20 Jan 15
The oldest trophy in professional golf is set to celebrate its 100th staging by visiting one of the most historic golf courses in Britain.
The Leeds Cup will head to Moortown, the venue of the very first Ryder Cup in the British Isles in 1929 (below), on July 29-30.
The cup was presented to The PGA on its formation in 1901 by the Lord Mayor of Leeds to be competed for annually by professional golfers. Open champion Harry Vardon was the first to have his name inscribed on it at Cobble Hall.
Suspended during the Second World War, the trophy survived the hostilities in-tact after it was buried on the Lancashire coast in an icebox by 1939 champion Bill Davies.
Moortown itself would provide a four-time winner in the shape of Brian Hutchinson, who dominated the trophy between 1968 and 1972.
Appropriately most recent winners are Yorkshiremen - former European Tour players Nick Ludwell, from Selby, in 2013 and Waterfront Golf's Ben Mason last year.
**Samuel Ryder presents Great Britain captain George Duncan with the 1929 Ryder Cup following their victory at Moortown.

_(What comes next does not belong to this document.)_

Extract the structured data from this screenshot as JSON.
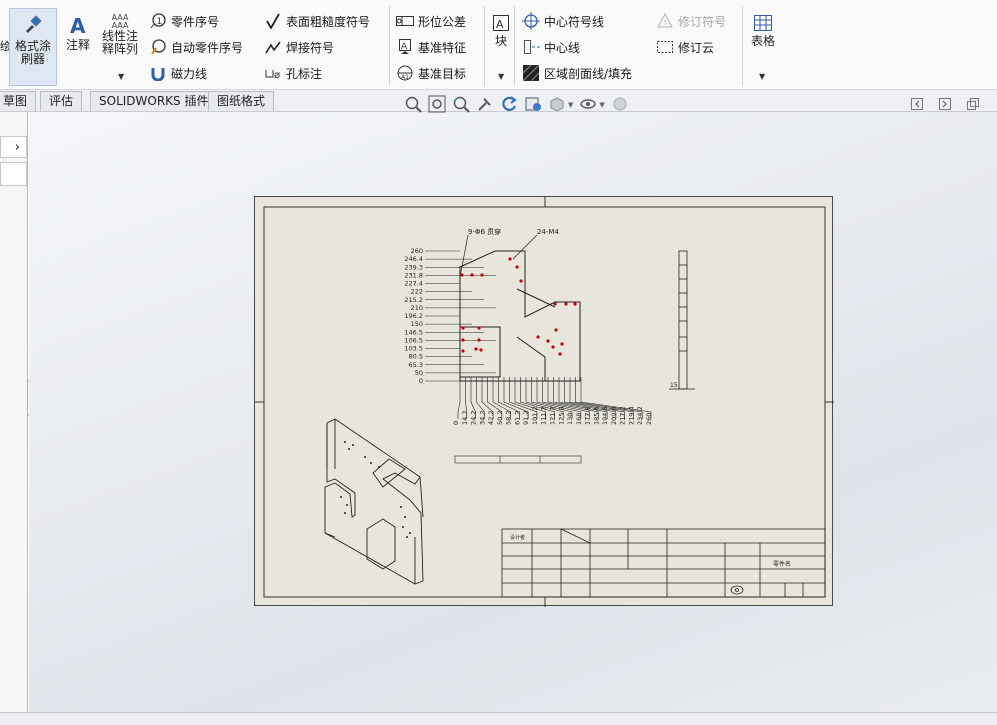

PGA (North) secretary Graham Maly said: "This is truly a unique tournament and this year's is extra special as we mark reaching the 100th milestone.
"We are hoping to negotiate funding from individuals and companies for both title and support sponsorship for this very special occasion which will be preceded by a pro-am which presents another opportunity to become involved.
"It's wonderful to establish a lasting legacy in the development of professional golf while marketing and promoting their brand to our members and the broader golfing community in association with The PGA."
Maly can be contacted on 01204 496137 or at email@example.com or on 01204 496137.